Brock began his NASA career at the Stennis Space Center in 1989 as a Systems Engineer supporting space shuttle main engine testing.
A native of Tylertown, Mississippi, Brock has received a NASA Silver Snoopy award, a personal honor from astronauts to individuals who have contributed to flight safety and/or mission success. He also has received a Space Flight Awareness award for outstanding contributions in support of human space flight. Both awards are among the highest given to NASA employees.
Keith is a graduate of Mississippi State University in Starkville, MS. He completed the Senior Executive Fellows Program at Harvard University and the Leadership for a Democratic Society Program at The Federal Executive Institute.
He resides in Huntsville, AL, with his wife. They have three children and two grandchildren.
Lionel Joseph Dutreix III
Deputy Chief Operating Officer, NASA Michoud Assembly Facility
Lionel Dutreix is the Deputy Chief Operating Officer of NASA's Michoud Assembly Facility in New Orleans. Named to the position in 2017, he manages the day-to-day operations of NASA's only manufacturing facility. Sitting on 829 acres, Michoud is a multi-tenant manufacturing facility, where development of NASA's Space Launch System (SLS) and Orion spacecraft are underway. SLS, the world’s most powerful rocket will carry astronauts in the Orion crew vehicle, science experiments and cargo on deep-space missions, including journeys to Mars.
Prior to his arrival at Michoud, Dutreix was Assistant Director of Center Operations at Stennis Space Center (SSC). In this role, he provided leadership and oversite for all support services including the Environmental and Industrial Hygiene office, Office of Protective Services, Facility Design and Construction, Facility Operations and Maintenance, Information Technology, and Facility Planning and Utilization services for the entire Center which includes over 40 Government Agencies and Commercial Tenants with a total of 5000 employees.

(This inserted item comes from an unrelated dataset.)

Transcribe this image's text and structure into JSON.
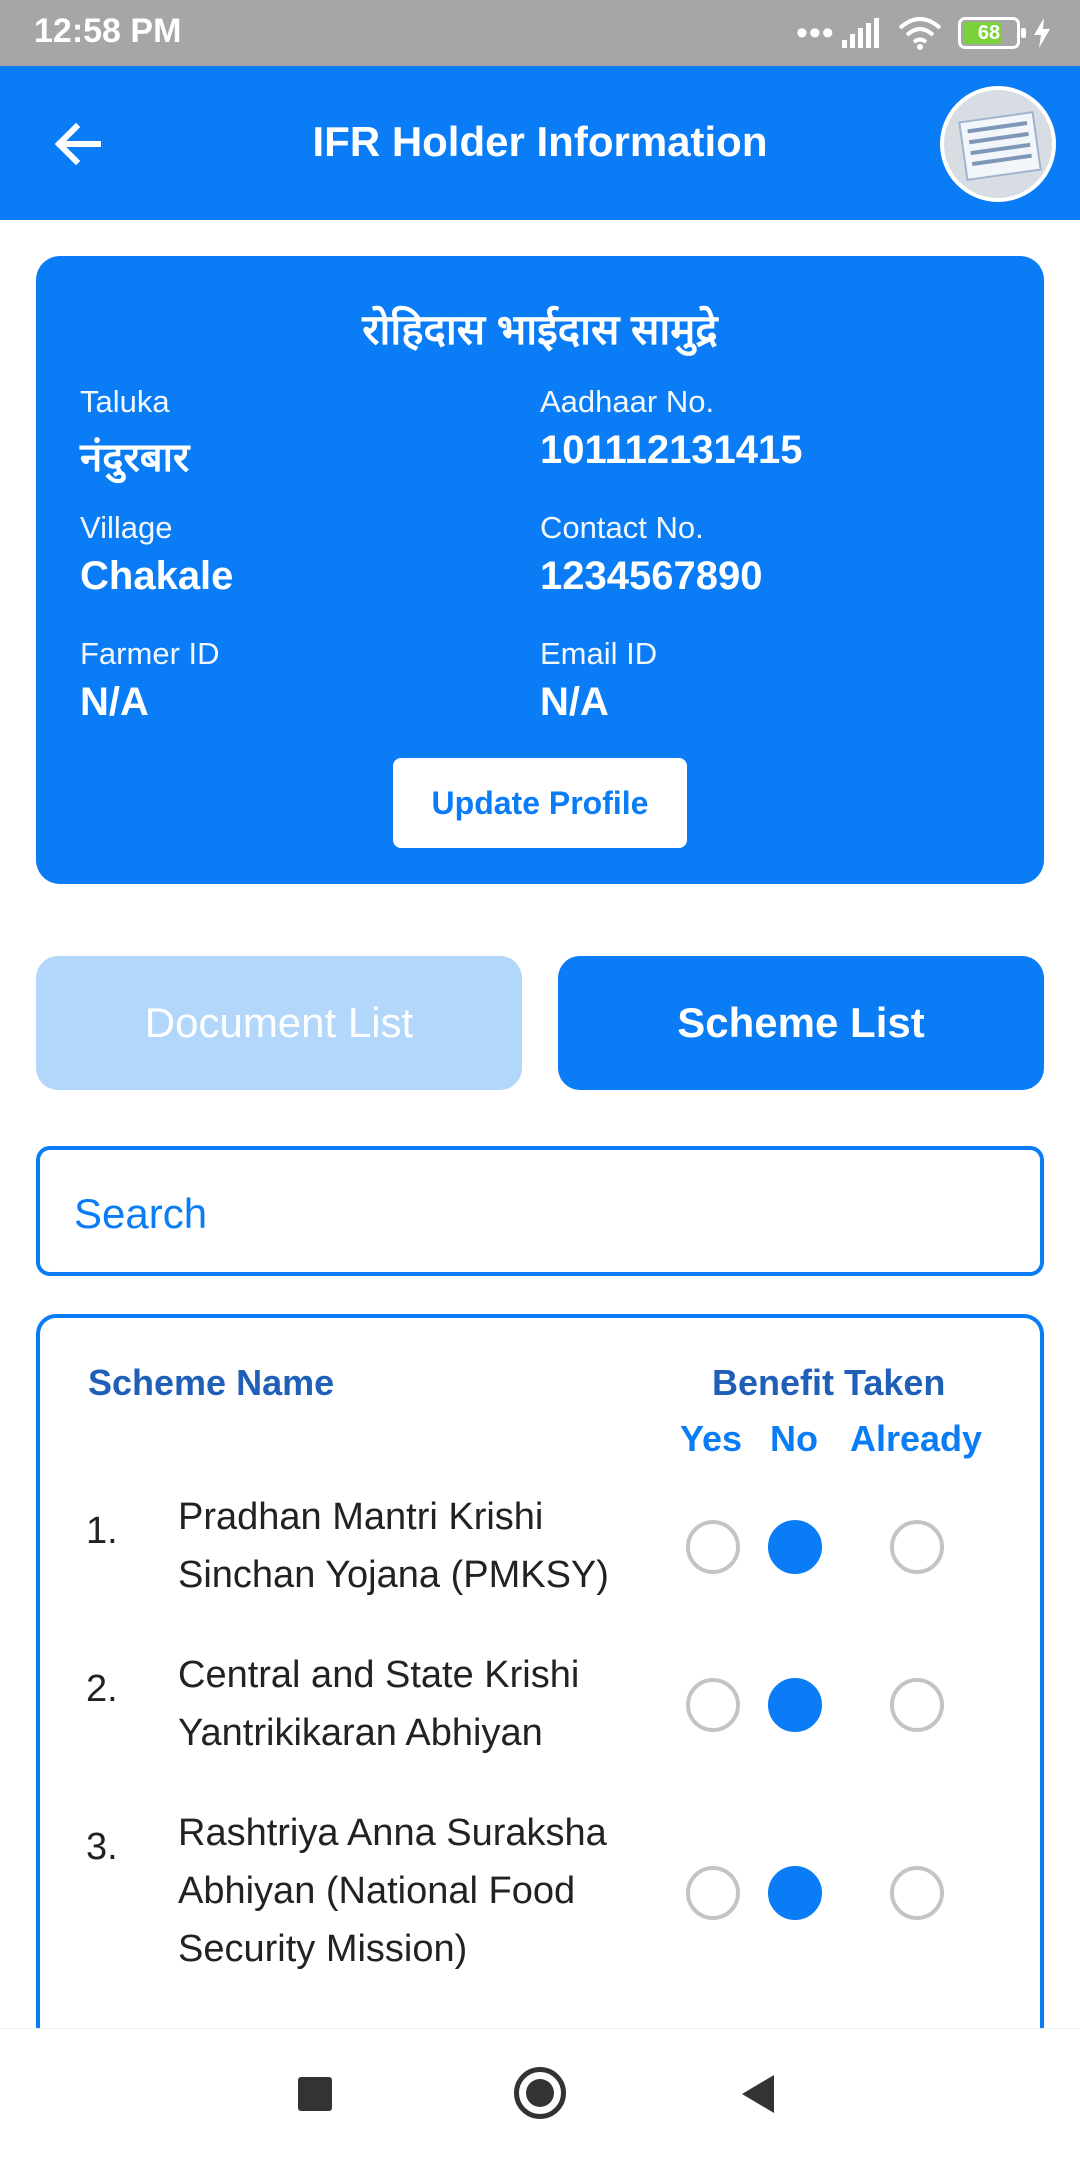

From 2013 to 2016, he was the Contracting Officer's Representative responsible for implementing a newly awarded 10-year $1.2 billion Synergy-Achieving Consolidated Operations and Maintenance (SACOM) contract which jointly supports the Michoud and Stennis Space Center.
From 2007 to 2013, he was the Project Manager for the design, construction, and activation of a new Altitude Test Facility at Stennis Space center.
From 2000 to 2007, he was Chief Test Operations and Electrical Branch Chief for the Engineering and test Directorate at Stennis Space Center.
Prior to joining NASA, Dutreix worked for Rockwell International supporting the Space Shuttle Main Engine Test Program at Stennis Space Center as a Data Systems Manager as well as an Instrumentation Lead Engineer.
Dutreix has received numerous awards over his 32-year career supporting Human Space Flight including the NASA Space Flight Awareness Award, NASA Exceptional Achievement Medal, NASA Technical Utilization Award, Rockwell International, Rocketdyne Division, Engineer of the Year for Stennis Space Center, and the University of New Orleans Dean’s Student Organization Council Distinguished Teaching Award as an Adjunct Professor. He was a University of New Orleans, Department of EE Adjunct Professor and a University of New Orleans Engineering Advisory Council Member.Dutreix contributed to multiple publications including the AIAA - Activation of the E1 UHP Propulsion Test Facility at Stennis Space Center, 2001 and NASA Tech Briefs - Generating Multiple Calibrating Voltages Simultaneously, October, 1992.Dutreix received a master’s and bachelor's degree in Electrical Engineering from the University of New Orleans. He also holds several professional certificates including Certified Project Management Professional (PMP) and Professional Engineer (PE). Dutreix lives in Slidell, LA with his wife Sherri and his five children.